INFORMATION PROVIDED:

=-=-=-=-=

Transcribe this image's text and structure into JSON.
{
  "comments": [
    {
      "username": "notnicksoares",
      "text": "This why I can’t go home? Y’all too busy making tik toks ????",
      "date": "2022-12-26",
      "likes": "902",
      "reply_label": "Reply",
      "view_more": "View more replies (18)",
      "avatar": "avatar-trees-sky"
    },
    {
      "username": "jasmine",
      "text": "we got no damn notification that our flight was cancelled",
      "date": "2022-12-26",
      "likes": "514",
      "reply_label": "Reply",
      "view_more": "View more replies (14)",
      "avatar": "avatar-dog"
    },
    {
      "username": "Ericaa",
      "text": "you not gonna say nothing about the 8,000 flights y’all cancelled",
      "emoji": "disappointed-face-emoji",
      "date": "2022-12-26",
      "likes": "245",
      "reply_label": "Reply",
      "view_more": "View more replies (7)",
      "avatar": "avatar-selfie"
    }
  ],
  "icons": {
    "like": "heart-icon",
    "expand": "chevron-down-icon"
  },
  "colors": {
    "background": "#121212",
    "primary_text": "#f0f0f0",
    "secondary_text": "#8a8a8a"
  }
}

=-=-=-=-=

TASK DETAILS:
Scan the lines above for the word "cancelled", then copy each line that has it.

EXERCISE RESULT:
      "text": "we got no damn notification that our flight was cancelled",
      "text": "you not gonna say nothing about the 8,000 flights y’all cancelled",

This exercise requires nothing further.